Dodge manipulation, but keep line of communication open
Q: I'm a month late in scheduling a second postsurgical checkup for myself. My mother refuses to speak to me until I get the checkup and report the results to her.
I am 37 and independent. I'm not procrastinating intentionally (e.g., in fear). I'm not requiring her to remain cordial as a precondition for acting on my own behalf. I know I will get around to making the appointment soon and I'm comfortable with my management of my health care.
What I'm not comfortable with is her threat to sacrifice our entire relationship over this. What she wants isn't unreasonable (although I don't owe it to her), but I reject her tactics as disproportional, highly punitive, hostile and manipulative. I know she cares and sense she is overreacting in fear. I'm trying to be compassionate. But an ultimatum like this should be a last resort used only in the direst circumstance, which this is not.
Sharing medical updates with her, as I would ordinarily, now equates with validating her ploy, which I refuse to do. Withholding them seems retaliatory and just as punitive as her ultimatum.
If I must get my checkup without telling her, just to avoid the perception of successful manipulation, then I guess I'll do that. I don't like it, but I don't see another option. Do you?
A: It's essential, I agree, that you don't cave to her attempt to control you. But you don't have to fight punitive withholding with punitive withholding.
Explain to your mom that you are not changing the way you manage your care in response to her ultimatum, because you believe the only legitimate reason to change course would be a medical one. Remind her that you've been responsible enough to seek the diagnosis, get the surgery and arrive for your first followup, and you will continue to be responsible independent of her involvement.
Tell her you are disappointed that she used an ultimatum, and hope she will reconsider, because you will miss talking to her.
Then assure her that if there is definitive, "need to know" news, good or bad, you will tell her immediately, of course — but otherwise you're inclined to hold off on the incremental ups and downs because it seems to be stressing both of you out.
Then give her the chance she didn't give you: Say you're not wedded to your decision, and welcome her thoughts. Remember, if she abuses this trust, then you always have the option to hold the line on what you disclose.
This announcement will have to be in writing or on voice mail, since her refusal to speak limits you logistically. However, writing/recording will help you override your emotional reflexes — and escalation is the last thing you want since, I believe, you sense her fear correctly. She may well be picking this fight with you just to feel like she's in control of something — and because anger is a power emotion while fear and dread are impotent.

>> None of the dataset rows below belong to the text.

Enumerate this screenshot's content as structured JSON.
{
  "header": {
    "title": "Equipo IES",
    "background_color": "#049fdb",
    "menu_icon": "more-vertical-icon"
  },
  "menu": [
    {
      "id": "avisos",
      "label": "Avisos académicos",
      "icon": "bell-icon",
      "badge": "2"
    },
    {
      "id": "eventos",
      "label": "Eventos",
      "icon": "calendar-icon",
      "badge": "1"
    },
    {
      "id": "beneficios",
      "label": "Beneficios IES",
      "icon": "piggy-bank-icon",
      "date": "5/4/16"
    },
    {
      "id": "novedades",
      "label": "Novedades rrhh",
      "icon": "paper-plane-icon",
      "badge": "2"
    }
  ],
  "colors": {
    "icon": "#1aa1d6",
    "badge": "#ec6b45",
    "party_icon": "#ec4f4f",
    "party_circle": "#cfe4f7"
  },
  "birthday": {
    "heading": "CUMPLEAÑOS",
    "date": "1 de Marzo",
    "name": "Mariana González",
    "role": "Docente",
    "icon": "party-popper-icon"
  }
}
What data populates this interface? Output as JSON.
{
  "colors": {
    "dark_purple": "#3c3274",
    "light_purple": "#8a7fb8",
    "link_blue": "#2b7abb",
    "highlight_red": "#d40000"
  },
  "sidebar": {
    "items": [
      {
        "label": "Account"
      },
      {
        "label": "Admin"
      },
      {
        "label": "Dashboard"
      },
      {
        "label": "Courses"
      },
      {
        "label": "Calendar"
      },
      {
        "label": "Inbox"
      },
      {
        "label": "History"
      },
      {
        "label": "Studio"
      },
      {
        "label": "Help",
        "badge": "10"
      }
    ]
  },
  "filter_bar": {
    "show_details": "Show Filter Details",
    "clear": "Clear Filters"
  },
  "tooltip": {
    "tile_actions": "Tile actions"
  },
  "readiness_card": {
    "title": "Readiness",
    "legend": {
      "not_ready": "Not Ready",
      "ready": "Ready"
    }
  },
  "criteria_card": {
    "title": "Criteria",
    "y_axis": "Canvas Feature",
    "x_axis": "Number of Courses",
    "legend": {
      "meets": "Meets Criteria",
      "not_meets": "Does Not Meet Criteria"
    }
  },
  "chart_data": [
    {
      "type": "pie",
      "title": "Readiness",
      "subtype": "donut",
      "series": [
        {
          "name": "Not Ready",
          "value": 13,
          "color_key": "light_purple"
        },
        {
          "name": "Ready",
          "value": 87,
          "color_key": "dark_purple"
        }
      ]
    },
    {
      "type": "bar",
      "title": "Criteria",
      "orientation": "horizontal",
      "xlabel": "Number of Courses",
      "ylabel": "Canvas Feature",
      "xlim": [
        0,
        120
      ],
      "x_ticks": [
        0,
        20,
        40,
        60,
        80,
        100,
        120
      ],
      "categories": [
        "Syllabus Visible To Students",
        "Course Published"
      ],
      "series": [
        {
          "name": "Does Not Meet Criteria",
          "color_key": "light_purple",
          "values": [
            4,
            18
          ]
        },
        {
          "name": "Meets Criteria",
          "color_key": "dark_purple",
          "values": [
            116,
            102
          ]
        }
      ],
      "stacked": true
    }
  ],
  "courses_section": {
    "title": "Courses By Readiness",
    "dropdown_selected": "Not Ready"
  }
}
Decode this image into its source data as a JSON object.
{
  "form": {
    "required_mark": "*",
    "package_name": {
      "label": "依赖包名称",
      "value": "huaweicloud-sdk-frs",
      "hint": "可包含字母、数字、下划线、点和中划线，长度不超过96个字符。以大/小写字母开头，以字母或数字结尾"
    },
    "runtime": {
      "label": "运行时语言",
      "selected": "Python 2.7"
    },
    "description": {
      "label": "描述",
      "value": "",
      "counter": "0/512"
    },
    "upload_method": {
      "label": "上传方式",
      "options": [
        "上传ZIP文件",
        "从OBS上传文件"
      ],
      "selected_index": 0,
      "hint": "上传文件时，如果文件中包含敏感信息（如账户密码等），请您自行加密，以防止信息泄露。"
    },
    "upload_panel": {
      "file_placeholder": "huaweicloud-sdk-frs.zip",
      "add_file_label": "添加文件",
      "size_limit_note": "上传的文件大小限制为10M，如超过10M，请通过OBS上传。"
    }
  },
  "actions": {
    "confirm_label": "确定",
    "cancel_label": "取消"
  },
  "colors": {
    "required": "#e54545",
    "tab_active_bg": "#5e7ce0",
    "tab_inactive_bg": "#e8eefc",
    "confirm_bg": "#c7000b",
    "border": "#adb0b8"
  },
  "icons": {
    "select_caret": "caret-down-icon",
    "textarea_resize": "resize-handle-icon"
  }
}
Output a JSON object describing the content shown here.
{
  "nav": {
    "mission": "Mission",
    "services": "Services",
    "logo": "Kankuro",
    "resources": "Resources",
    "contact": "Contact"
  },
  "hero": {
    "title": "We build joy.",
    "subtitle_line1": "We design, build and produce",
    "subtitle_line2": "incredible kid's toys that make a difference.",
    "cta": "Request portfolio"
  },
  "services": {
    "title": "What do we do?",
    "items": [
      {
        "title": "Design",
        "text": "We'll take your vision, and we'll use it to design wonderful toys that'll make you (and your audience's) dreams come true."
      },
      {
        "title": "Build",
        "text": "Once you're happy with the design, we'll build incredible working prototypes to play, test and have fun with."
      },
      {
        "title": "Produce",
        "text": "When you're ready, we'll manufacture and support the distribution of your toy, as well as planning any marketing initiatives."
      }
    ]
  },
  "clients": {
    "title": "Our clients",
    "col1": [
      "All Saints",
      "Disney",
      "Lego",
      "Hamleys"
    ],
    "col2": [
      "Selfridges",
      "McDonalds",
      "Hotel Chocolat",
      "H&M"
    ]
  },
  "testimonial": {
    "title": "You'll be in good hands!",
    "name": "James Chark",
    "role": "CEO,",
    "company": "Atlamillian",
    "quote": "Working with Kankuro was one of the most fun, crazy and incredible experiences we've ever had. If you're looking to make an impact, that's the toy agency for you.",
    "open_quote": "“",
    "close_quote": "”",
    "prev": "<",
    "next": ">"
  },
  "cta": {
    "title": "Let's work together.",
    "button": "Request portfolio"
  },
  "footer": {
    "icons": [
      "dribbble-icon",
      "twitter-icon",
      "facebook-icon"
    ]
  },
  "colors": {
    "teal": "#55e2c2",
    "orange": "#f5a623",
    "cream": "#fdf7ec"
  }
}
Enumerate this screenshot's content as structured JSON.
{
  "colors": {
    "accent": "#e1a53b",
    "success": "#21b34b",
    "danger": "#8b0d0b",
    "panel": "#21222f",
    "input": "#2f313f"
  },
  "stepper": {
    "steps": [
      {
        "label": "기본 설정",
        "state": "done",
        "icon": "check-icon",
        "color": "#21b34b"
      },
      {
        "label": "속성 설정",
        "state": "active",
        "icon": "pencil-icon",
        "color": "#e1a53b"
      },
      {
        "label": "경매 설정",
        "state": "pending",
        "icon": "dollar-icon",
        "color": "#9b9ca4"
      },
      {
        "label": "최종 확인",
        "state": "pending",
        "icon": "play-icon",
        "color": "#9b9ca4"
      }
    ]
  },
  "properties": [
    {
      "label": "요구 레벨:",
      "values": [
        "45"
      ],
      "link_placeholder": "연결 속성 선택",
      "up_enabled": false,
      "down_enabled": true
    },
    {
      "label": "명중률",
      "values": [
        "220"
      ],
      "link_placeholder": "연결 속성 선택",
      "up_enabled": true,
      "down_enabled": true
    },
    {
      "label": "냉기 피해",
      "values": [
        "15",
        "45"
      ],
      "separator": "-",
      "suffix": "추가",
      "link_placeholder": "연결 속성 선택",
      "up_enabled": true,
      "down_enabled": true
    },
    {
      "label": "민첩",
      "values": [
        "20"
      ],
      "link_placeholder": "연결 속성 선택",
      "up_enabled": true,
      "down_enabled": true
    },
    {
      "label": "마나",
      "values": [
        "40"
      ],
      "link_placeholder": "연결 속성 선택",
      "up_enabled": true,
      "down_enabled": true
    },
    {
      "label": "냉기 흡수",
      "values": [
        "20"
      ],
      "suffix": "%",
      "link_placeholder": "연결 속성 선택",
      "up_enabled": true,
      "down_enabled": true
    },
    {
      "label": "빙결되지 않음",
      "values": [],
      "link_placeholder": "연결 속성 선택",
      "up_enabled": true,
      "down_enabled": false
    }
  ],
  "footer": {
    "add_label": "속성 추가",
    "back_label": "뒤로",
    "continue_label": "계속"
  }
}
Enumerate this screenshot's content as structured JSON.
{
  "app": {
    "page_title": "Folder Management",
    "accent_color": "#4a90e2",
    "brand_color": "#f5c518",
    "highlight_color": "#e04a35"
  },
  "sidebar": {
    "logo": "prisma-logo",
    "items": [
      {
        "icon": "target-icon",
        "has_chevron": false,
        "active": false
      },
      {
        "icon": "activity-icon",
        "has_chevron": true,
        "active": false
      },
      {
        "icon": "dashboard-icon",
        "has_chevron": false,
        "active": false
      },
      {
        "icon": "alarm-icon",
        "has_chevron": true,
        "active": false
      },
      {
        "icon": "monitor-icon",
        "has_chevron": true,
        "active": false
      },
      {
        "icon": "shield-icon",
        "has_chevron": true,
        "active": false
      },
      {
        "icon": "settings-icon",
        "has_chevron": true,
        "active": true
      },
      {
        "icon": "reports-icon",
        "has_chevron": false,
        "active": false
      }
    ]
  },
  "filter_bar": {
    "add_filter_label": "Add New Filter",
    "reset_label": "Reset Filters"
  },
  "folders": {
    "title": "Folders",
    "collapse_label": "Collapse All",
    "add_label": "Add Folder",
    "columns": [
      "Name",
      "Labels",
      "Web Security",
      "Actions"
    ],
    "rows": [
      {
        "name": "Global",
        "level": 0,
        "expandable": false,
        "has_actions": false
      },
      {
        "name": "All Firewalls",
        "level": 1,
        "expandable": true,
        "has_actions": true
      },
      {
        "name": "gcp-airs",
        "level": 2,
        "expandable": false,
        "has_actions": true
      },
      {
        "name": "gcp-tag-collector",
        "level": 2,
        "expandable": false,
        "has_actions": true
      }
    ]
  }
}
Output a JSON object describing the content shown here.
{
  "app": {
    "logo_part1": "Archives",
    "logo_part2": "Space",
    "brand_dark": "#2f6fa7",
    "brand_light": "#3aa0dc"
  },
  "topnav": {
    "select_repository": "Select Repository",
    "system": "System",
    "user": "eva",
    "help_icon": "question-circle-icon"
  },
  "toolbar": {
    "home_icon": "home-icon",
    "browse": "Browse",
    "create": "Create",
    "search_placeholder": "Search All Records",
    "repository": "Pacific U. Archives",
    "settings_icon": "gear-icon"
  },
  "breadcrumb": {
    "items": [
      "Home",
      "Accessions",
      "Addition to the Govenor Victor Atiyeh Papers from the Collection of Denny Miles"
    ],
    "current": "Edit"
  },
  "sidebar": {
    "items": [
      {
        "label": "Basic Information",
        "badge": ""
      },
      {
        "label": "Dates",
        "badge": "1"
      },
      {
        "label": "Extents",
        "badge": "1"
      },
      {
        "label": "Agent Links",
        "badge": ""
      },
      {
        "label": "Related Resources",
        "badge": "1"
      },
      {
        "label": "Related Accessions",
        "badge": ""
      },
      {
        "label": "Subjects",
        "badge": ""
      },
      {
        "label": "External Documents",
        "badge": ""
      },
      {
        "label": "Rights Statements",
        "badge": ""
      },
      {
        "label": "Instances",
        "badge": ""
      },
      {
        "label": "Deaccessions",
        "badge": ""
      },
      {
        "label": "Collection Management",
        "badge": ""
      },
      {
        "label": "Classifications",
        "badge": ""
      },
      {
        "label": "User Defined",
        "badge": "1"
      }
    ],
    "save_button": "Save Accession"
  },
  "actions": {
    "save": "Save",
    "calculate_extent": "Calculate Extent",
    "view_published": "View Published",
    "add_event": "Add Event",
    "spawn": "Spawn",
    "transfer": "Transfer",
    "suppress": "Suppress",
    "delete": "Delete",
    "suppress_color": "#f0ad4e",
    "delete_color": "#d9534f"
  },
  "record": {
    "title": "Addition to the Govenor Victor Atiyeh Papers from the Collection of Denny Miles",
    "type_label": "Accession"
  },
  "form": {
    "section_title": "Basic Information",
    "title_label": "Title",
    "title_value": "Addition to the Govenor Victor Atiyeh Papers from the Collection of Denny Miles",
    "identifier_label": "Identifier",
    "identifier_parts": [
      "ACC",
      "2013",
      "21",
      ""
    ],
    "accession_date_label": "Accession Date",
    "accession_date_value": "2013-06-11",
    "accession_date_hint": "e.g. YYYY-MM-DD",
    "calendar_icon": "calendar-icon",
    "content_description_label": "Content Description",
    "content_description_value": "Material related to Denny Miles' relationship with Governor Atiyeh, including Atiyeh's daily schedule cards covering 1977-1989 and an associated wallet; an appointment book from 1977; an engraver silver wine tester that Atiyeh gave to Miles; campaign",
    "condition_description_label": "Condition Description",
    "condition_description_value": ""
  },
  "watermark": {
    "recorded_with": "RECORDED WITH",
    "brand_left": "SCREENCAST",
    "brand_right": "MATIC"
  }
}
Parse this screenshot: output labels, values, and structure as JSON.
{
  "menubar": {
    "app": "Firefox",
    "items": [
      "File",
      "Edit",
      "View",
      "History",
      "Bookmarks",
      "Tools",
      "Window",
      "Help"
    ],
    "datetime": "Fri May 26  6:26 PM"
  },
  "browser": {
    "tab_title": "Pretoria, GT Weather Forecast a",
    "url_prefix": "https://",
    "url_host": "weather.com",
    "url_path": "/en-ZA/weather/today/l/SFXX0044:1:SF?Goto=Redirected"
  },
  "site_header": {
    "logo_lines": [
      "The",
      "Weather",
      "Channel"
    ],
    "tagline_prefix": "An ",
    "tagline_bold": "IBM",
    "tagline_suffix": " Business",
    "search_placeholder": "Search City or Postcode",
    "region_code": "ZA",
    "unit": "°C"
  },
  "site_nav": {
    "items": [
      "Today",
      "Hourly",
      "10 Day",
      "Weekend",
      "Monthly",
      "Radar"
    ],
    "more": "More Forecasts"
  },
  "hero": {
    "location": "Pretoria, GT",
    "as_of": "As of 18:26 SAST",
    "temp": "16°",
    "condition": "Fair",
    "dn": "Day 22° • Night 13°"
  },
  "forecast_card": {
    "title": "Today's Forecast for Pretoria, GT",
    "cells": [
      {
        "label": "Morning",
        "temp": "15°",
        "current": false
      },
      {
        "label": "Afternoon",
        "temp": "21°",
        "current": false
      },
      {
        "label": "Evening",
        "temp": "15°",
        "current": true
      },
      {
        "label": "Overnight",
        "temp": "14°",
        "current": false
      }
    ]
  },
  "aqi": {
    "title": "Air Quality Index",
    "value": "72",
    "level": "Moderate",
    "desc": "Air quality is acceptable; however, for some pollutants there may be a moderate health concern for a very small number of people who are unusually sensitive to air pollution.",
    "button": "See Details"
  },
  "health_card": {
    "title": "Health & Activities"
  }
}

Putting this all in message form also allows you to make your case without interruption. Use that. Finish your message by saying that you know she cares and is afraid to lose you, that you love her, and that she's welcome to call you whenever she's ready to talk.